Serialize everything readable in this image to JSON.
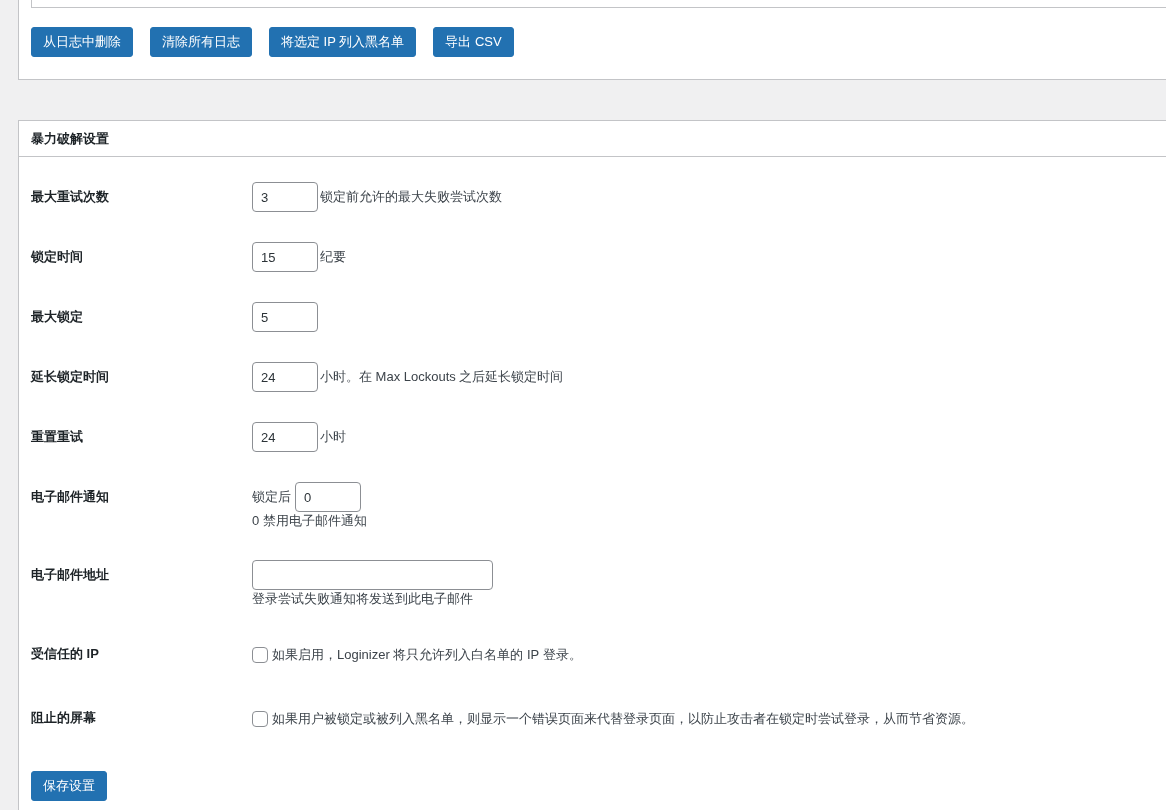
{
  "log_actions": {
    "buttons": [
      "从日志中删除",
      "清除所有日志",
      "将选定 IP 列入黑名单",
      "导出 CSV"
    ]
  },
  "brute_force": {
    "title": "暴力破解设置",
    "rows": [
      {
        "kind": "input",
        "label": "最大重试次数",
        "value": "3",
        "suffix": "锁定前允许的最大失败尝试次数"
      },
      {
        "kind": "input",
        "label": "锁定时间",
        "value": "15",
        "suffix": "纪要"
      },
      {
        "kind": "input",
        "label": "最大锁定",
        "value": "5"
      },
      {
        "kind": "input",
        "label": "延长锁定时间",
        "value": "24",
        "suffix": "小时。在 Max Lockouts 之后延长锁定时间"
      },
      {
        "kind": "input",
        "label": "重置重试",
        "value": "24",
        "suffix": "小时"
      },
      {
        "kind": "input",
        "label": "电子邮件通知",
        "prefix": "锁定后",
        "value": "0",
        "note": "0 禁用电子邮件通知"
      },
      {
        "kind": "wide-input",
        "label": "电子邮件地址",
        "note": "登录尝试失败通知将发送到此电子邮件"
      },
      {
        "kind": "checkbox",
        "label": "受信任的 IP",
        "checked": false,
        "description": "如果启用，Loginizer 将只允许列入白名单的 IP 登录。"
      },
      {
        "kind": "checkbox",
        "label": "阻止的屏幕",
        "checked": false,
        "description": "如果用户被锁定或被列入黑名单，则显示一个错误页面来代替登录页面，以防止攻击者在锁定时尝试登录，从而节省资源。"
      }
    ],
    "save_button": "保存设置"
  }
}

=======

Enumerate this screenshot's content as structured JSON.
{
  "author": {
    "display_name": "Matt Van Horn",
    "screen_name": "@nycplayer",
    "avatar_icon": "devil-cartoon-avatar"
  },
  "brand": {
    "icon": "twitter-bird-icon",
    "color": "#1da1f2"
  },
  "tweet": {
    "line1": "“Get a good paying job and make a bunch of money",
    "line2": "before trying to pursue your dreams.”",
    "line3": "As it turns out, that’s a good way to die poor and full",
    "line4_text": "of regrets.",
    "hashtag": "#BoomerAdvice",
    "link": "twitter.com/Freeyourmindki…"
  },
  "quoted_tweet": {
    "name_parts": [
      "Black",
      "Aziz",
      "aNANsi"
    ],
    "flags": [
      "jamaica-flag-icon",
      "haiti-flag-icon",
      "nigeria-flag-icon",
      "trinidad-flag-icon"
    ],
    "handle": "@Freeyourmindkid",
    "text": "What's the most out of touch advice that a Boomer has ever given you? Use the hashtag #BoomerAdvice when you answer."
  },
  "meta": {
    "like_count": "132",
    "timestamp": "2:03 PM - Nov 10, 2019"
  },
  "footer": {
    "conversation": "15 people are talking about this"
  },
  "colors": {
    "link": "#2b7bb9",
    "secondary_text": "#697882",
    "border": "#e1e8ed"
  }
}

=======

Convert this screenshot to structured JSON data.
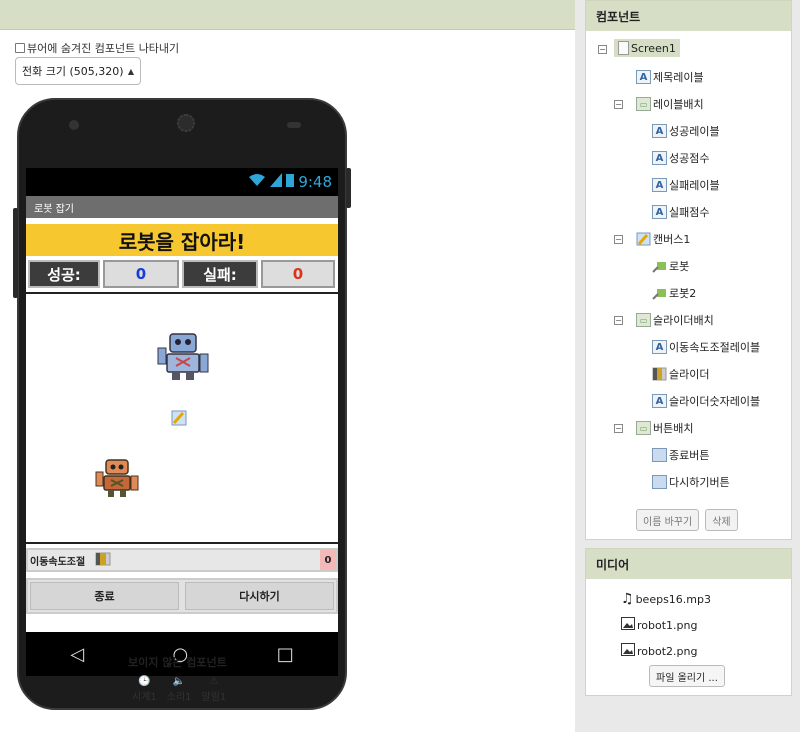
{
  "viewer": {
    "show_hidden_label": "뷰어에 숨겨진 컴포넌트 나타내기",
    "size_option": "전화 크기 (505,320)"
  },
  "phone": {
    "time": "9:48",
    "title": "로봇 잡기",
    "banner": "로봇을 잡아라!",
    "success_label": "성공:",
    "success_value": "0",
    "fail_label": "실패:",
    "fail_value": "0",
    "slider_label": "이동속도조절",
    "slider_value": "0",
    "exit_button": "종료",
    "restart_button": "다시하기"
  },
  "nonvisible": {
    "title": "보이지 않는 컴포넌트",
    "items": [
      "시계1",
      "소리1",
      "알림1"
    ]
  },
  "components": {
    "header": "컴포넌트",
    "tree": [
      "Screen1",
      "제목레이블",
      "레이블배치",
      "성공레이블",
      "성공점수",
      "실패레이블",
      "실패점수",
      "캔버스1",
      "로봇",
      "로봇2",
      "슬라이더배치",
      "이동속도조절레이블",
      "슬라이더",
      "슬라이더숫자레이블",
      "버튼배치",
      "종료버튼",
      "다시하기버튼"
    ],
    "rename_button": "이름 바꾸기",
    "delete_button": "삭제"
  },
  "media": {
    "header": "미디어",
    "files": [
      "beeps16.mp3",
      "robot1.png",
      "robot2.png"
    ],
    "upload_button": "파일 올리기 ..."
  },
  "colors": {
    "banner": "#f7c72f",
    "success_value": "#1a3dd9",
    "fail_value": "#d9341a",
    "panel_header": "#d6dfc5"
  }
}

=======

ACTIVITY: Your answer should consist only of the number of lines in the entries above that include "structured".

RESULT BELOW: 2